Senior Lara Chuppe Recognized as Top Researcher

Claire Stowe, Editor-in-Chief

Lara Chuppe, a senior at John Adams High School, was recently recognized for her advancements and achievements in science research when she was recognized by the Indiana University Medical Center as the top high school science researcher. She has been working on her project for over a year, and in May 2018 she submitted the research paper of her investigation to the Indiana Academy of Science. She was one of eleven students selected in September to advance to the next round of competition in Indianapolis. “The competition consisted of poster presentations and we were interviewed by three different judges as we presented our poster,” Chuppe explained. “They gave a first place award to one female and one male.” Chuppe was this one female out of the entire state of Indiana. She will now travel to Washington D.C. in February where she will present her poster to a conference with both the American Junior Academy of Science and the American Academy of Science.

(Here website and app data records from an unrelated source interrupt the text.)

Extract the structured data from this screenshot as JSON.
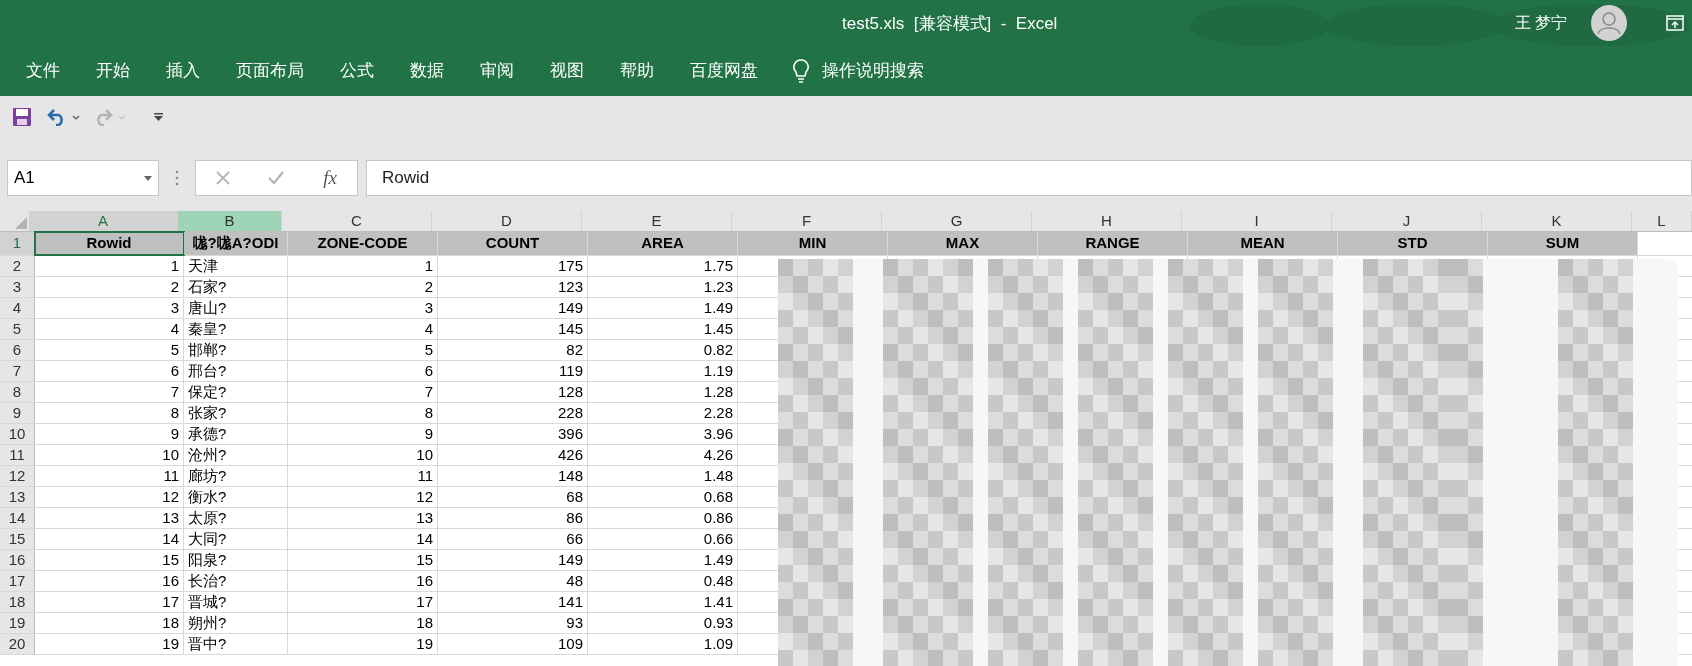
{
  "window": {
    "title": "test5.xls  [兼容模式]  -  Excel",
    "user": "王 梦宁"
  },
  "ribbon_tabs": [
    {
      "label": "文件",
      "selected": false
    },
    {
      "label": "开始",
      "selected": false
    },
    {
      "label": "插入",
      "selected": false
    },
    {
      "label": "页面布局",
      "selected": false
    },
    {
      "label": "公式",
      "selected": false
    },
    {
      "label": "数据",
      "selected": false
    },
    {
      "label": "审阅",
      "selected": false
    },
    {
      "label": "视图",
      "selected": false
    },
    {
      "label": "帮助",
      "selected": false
    },
    {
      "label": "百度网盘",
      "selected": false
    }
  ],
  "tell_me": {
    "placeholder": "操作说明搜索"
  },
  "quick_access": [
    {
      "kind": "save",
      "disabled": false
    },
    {
      "kind": "undo",
      "disabled": false
    },
    {
      "kind": "redo",
      "disabled": true
    },
    {
      "kind": "customize",
      "disabled": false
    }
  ],
  "formula_bar": {
    "name_box": "A1",
    "fx": "fx",
    "value": "Rowid",
    "cancel_disabled": true,
    "enter_disabled": true
  },
  "sheet": {
    "columns": [
      {
        "label": "A",
        "selected": true,
        "highlighted": false
      },
      {
        "label": "B",
        "selected": false,
        "highlighted": true
      },
      {
        "label": "C",
        "selected": false,
        "highlighted": false
      },
      {
        "label": "D",
        "selected": false,
        "highlighted": false
      },
      {
        "label": "E",
        "selected": false,
        "highlighted": false
      },
      {
        "label": "F",
        "selected": false,
        "highlighted": false
      },
      {
        "label": "G",
        "selected": false,
        "highlighted": false
      },
      {
        "label": "H",
        "selected": false,
        "highlighted": false
      },
      {
        "label": "I",
        "selected": false,
        "highlighted": false
      },
      {
        "label": "J",
        "selected": false,
        "highlighted": false
      },
      {
        "label": "K",
        "selected": false,
        "highlighted": false
      },
      {
        "label": "L",
        "selected": false,
        "highlighted": false
      }
    ],
    "rows": [
      {
        "label": "1",
        "selected": true,
        "cells": [
          "Rowid",
          "哤?哤A?ODI",
          "ZONE-CODE",
          "COUNT",
          "AREA",
          "MIN",
          "MAX",
          "RANGE",
          "MEAN",
          "STD",
          "SUM"
        ]
      },
      {
        "label": "2",
        "selected": false,
        "cells": [
          "1",
          "天津",
          "1",
          "175",
          "1.75"
        ]
      },
      {
        "label": "3",
        "selected": false,
        "cells": [
          "2",
          "石家?",
          "2",
          "123",
          "1.23"
        ]
      },
      {
        "label": "4",
        "selected": false,
        "cells": [
          "3",
          "唐山?",
          "3",
          "149",
          "1.49"
        ]
      },
      {
        "label": "5",
        "selected": false,
        "cells": [
          "4",
          "秦皇?",
          "4",
          "145",
          "1.45"
        ]
      },
      {
        "label": "6",
        "selected": false,
        "cells": [
          "5",
          "邯郸?",
          "5",
          "82",
          "0.82"
        ]
      },
      {
        "label": "7",
        "selected": false,
        "cells": [
          "6",
          "邢台?",
          "6",
          "119",
          "1.19"
        ]
      },
      {
        "label": "8",
        "selected": false,
        "cells": [
          "7",
          "保定?",
          "7",
          "128",
          "1.28"
        ]
      },
      {
        "label": "9",
        "selected": false,
        "cells": [
          "8",
          "张家?",
          "8",
          "228",
          "2.28"
        ]
      },
      {
        "label": "10",
        "selected": false,
        "cells": [
          "9",
          "承德?",
          "9",
          "396",
          "3.96"
        ]
      },
      {
        "label": "11",
        "selected": false,
        "cells": [
          "10",
          "沧州?",
          "10",
          "426",
          "4.26"
        ]
      },
      {
        "label": "12",
        "selected": false,
        "cells": [
          "11",
          "廊坊?",
          "11",
          "148",
          "1.48"
        ]
      },
      {
        "label": "13",
        "selected": false,
        "cells": [
          "12",
          "衡水?",
          "12",
          "68",
          "0.68"
        ]
      },
      {
        "label": "14",
        "selected": false,
        "cells": [
          "13",
          "太原?",
          "13",
          "86",
          "0.86"
        ]
      },
      {
        "label": "15",
        "selected": false,
        "cells": [
          "14",
          "大同?",
          "14",
          "66",
          "0.66"
        ]
      },
      {
        "label": "16",
        "selected": false,
        "cells": [
          "15",
          "阳泉?",
          "15",
          "149",
          "1.49"
        ]
      },
      {
        "label": "17",
        "selected": false,
        "cells": [
          "16",
          "长治?",
          "16",
          "48",
          "0.48"
        ]
      },
      {
        "label": "18",
        "selected": false,
        "cells": [
          "17",
          "晋城?",
          "17",
          "141",
          "1.41"
        ]
      },
      {
        "label": "19",
        "selected": false,
        "cells": [
          "18",
          "朔州?",
          "18",
          "93",
          "0.93"
        ]
      },
      {
        "label": "20",
        "selected": false,
        "cells": [
          "19",
          "晋中?",
          "19",
          "109",
          "1.09"
        ]
      }
    ]
  }
}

For her investigation, Chuppe researched the bacteria planaria and how “restriction of sulfur amino acids affected their regenerative abilities.” Chuppe explained, “I had read some research articles at the beginning of last year saying that it was found that hydrogen sulfide could improve the health of mice, and they linked that to the restriction of sulfur amino acid.  I wanted to see how that impacted cell health and growth, and so I decided to test that with planaria.” Chuppe describes that she chose to use planaria because of their genetic similarities to humans, making them “viable models for comparison.” From her experiment, Chuppe discovered that the group “that had all essential amino acids in addition to the sulfur amino acids did not regenerate as much” as the control group and group with essential amino acids but no sulfur amino acids.

Despite her achievement, Chuppe is far from finished with her research. She is continuing and extending her project this year to investigate how “behavior and neurological aspects” of planaria are affected by restricting sulfur amino acids. “I’m going to be measuring how well they retain condition responses after being placed in different solutions.” She will be submitting the finds from this research to a Notre Dame competition in March.

Chuppe has some advice to offer to future researchers. “In the actual competition […]I found it really helpful to really know the basic theory, because as much as [the judges] want to know what you did in your investigation it’s also about really understanding why it worked,” she commented. “Some of it comes down to your research idea, but also just really being interested in what you’re doing and pursuing that.”